App and web page records
__________________________________________________
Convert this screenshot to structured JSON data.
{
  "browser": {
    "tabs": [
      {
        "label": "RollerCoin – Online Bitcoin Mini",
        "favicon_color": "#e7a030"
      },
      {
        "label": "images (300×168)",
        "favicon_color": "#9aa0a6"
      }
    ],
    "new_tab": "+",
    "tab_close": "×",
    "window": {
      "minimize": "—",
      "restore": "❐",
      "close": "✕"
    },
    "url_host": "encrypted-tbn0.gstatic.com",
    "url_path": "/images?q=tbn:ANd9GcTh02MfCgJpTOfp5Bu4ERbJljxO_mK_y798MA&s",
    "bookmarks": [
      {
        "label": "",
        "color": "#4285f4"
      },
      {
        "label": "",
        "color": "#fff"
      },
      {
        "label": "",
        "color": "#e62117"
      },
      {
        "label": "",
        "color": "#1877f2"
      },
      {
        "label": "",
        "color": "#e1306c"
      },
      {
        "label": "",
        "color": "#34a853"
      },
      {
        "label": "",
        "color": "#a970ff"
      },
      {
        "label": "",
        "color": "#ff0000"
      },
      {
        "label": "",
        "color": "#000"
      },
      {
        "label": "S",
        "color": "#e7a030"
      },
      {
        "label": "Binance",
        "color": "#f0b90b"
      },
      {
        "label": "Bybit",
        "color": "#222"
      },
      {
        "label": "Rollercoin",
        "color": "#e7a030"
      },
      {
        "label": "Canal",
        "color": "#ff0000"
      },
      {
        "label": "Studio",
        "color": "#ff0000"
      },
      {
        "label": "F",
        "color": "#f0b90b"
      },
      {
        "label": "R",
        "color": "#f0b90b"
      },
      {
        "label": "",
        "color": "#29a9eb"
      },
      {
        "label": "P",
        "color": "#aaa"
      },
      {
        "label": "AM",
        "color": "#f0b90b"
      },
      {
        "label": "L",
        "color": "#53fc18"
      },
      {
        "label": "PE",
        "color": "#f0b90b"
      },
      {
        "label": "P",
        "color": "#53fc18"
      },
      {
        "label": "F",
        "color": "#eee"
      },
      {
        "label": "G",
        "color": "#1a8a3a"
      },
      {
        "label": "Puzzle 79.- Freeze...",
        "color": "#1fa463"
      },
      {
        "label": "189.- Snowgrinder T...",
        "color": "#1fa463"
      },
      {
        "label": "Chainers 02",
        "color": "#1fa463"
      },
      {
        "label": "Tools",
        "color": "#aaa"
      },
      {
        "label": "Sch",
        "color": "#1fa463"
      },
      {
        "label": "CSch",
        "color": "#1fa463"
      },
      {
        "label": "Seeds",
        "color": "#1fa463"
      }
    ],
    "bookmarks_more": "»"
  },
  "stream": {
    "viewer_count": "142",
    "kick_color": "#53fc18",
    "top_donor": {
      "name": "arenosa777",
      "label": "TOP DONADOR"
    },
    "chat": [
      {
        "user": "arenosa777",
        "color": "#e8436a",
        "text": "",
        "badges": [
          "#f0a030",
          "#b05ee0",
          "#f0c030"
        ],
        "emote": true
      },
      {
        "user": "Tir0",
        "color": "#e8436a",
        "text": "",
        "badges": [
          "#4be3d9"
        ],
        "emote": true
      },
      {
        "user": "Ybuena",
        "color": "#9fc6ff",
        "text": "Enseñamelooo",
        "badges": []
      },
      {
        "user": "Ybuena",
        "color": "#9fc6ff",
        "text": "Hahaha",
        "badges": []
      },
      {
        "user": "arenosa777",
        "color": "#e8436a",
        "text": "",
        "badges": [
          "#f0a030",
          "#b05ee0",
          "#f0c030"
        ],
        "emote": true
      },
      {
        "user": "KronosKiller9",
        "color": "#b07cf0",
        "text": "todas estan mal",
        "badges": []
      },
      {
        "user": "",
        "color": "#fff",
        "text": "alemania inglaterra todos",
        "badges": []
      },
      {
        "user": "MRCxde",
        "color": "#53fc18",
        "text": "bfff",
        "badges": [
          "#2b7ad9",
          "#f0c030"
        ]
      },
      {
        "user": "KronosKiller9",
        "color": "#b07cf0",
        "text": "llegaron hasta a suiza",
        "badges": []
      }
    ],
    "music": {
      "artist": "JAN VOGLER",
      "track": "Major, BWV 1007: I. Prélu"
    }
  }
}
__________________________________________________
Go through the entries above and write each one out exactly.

> Task solution:
Convert this screenshot to structured JSON data.
{
  "browser": {
    "tabs": [
      {
        "label": "RollerCoin – Online Bitcoin Mini",
        "favicon_color": "#e7a030"
      },
      {
        "label": "images (300×168)",
        "favicon_color": "#9aa0a6"
      }
    ],
    "new_tab": "+",
    "tab_close": "×",
    "window": {
      "minimize": "—",
      "restore": "❐",
      "close": "✕"
    },
    "url_host": "encrypted-tbn0.gstatic.com",
    "url_path": "/images?q=tbn:ANd9GcTh02MfCgJpTOfp5Bu4ERbJljxO_mK_y798MA&s",
    "bookmarks": [
      {
        "label": "",
        "color": "#4285f4"
      },
      {
        "label": "",
        "color": "#fff"
      },
      {
        "label": "",
        "color": "#e62117"
      },
      {
        "label": "",
        "color": "#1877f2"
      },
      {
        "label": "",
        "color": "#e1306c"
      },
      {
        "label": "",
        "color": "#34a853"
      },
      {
        "label": "",
        "color": "#a970ff"
      },
      {
        "label": "",
        "color": "#ff0000"
      },
      {
        "label": "",
        "color": "#000"
      },
      {
        "label": "S",
        "color": "#e7a030"
      },
      {
        "label": "Binance",
        "color": "#f0b90b"
      },
      {
        "label": "Bybit",
        "color": "#222"
      },
      {
        "label": "Rollercoin",
        "color": "#e7a030"
      },
      {
        "label": "Canal",
        "color": "#ff0000"
      },
      {
        "label": "Studio",
        "color": "#ff0000"
      },
      {
        "label": "F",
        "color": "#f0b90b"
      },
      {
        "label": "R",
        "color": "#f0b90b"
      },
      {
        "label": "",
        "color": "#29a9eb"
      },
      {
        "label": "P",
        "color": "#aaa"
      },
      {
        "label": "AM",
        "color": "#f0b90b"
      },
      {
        "label": "L",
        "color": "#53fc18"
      },
      {
        "label": "PE",
        "color": "#f0b90b"
      },
      {
        "label": "P",
        "color": "#53fc18"
      },
      {
        "label": "F",
        "color": "#eee"
      },
      {
        "label": "G",
        "color": "#1a8a3a"
      },
      {
        "label": "Puzzle 79.- Freeze...",
        "color": "#1fa463"
      },
      {
        "label": "189.- Snowgrinder T...",
        "color": "#1fa463"
      },
      {
        "label": "Chainers 02",
        "color": "#1fa463"
      },
      {
        "label": "Tools",
        "color": "#aaa"
      },
      {
        "label": "Sch",
        "color": "#1fa463"
      },
      {
        "label": "CSch",
        "color": "#1fa463"
      },
      {
        "label": "Seeds",
        "color": "#1fa463"
      }
    ],
    "bookmarks_more": "»"
  },
  "stream": {
    "viewer_count": "142",
    "kick_color": "#53fc18",
    "top_donor": {
      "name": "arenosa777",
      "label": "TOP DONADOR"
    },
    "chat": [
      {
        "user": "arenosa777",
        "color": "#e8436a",
        "text": "",
        "badges": [
          "#f0a030",
          "#b05ee0",
          "#f0c030"
        ],
        "emote": true
      },
      {
        "user": "Tir0",
        "color": "#e8436a",
        "text": "",
        "badges": [
          "#4be3d9"
        ],
        "emote": true
      },
      {
        "user": "Ybuena",
        "color": "#9fc6ff",
        "text": "Enseñamelooo",
        "badges": []
      },
      {
        "user": "Ybuena",
        "color": "#9fc6ff",
        "text": "Hahaha",
        "badges": []
      },
      {
        "user": "arenosa777",
        "color": "#e8436a",
        "text": "",
        "badges": [
          "#f0a030",
          "#b05ee0",
          "#f0c030"
        ],
        "emote": true
      },
      {
        "user": "KronosKiller9",
        "color": "#b07cf0",
        "text": "todas estan mal",
        "badges": []
      },
      {
        "user": "",
        "color": "#fff",
        "text": "alemania inglaterra todos",
        "badges": []
      },
      {
        "user": "MRCxde",
        "color": "#53fc18",
        "text": "bfff",
        "badges": [
          "#2b7ad9",
          "#f0c030"
        ]
      },
      {
        "user": "KronosKiller9",
        "color": "#b07cf0",
        "text": "llegaron hasta a suiza",
        "badges": []
      }
    ],
    "music": {
      "artist": "JAN VOGLER",
      "track": "Major, BWV 1007: I. Prélu"
    }
  }
}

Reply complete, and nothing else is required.